- Lunenburg (Nova Scotia): Settled by German, Swiss, and French colonists, this tidy town is superbly situated on a hill flanked by two harbors, and it boasts some of the most unique and quietly extravagant architecture in the Maritimes. Bring your walking shoes for the hills.
- Victoria (Prince Edward Island): This tiny village west of Charlottetown is surrounded by fields of grain and potatoes, and hasn't changed all that much in the past, oh, 100 years or so. Try to time your visit to take in an evening show at the town's wonderfully old-fashioned playhouse.
- Trinity (Newfoundland): Three centuries ago, Trinity was among the most important ports in the New World, a place from which English merchants controlled the flow of goods into and out of the New World. This compact village has also been among the best in eastern Canada at preserving its past, and the architecture and perfect scale of the village is unmatched in the region.
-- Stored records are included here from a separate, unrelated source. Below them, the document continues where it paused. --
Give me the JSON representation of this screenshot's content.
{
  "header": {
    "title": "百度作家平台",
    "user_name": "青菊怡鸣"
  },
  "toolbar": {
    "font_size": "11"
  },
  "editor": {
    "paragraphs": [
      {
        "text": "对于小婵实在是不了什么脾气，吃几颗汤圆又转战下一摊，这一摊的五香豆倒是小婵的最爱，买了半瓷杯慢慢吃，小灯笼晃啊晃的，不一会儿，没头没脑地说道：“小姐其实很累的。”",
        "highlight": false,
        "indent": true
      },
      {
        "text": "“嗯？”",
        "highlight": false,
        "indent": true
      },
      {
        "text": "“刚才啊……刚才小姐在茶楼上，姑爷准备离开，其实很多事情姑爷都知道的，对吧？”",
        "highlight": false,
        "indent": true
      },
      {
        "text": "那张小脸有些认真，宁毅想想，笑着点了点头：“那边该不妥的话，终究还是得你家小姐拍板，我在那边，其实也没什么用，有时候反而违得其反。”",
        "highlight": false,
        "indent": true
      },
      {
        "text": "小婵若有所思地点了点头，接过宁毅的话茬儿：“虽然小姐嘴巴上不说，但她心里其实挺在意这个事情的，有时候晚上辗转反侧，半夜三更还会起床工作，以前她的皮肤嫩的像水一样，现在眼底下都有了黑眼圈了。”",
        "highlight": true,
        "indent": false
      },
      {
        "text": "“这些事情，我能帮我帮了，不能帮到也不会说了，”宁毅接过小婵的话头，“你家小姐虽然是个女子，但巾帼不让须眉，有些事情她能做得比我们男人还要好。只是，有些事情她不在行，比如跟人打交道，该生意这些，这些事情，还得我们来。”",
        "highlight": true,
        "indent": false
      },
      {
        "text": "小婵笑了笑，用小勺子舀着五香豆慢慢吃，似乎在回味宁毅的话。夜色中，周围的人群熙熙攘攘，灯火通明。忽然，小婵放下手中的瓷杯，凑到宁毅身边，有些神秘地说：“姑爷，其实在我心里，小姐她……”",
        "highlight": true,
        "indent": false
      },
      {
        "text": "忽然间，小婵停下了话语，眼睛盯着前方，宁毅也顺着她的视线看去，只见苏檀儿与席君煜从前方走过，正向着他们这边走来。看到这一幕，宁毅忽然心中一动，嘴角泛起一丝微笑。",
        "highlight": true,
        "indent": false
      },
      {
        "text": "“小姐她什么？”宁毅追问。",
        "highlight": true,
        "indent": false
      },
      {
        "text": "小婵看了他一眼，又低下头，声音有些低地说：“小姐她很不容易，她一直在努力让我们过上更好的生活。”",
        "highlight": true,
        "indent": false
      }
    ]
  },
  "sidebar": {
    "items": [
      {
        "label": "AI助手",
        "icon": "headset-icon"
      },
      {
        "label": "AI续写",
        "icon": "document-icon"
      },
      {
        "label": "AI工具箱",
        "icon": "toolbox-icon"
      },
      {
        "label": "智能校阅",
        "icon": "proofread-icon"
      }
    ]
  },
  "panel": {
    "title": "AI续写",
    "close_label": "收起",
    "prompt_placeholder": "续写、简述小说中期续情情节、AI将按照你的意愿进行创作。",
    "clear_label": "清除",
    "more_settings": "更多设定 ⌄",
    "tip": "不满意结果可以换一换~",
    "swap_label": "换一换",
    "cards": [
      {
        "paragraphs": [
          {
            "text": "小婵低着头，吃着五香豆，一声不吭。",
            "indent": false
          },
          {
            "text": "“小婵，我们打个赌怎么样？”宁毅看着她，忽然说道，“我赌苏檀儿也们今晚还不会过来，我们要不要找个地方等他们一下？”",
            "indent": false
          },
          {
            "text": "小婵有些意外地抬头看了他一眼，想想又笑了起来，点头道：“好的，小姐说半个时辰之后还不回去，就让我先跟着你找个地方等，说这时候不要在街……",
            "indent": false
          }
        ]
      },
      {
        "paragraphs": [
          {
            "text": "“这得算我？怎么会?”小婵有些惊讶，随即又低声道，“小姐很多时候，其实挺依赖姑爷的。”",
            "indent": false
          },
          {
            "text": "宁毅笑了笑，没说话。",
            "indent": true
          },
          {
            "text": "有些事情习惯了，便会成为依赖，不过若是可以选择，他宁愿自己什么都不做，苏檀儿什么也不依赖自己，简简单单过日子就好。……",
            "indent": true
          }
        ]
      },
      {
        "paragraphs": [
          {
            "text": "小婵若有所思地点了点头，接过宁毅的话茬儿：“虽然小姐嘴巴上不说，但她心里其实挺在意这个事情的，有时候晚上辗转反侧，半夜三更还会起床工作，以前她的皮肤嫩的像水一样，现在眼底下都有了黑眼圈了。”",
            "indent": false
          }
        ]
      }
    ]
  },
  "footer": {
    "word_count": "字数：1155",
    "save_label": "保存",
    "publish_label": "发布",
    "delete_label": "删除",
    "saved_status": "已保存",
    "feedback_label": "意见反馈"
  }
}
- Twillingate (Newfoundland): This end-of-the-world village is located on and around the convoluted harbors and inlets of Newfoundland's north-central shore. At the mouth of Notre Dame bay, high headlands mark the way for incoming ships; walk out there and scan the horizon for whales and icebergs.
Note: This information was accurate when it was published, but can change without notice. Please be sure to confirm all rates and details directly with the companies in question before planning your trip.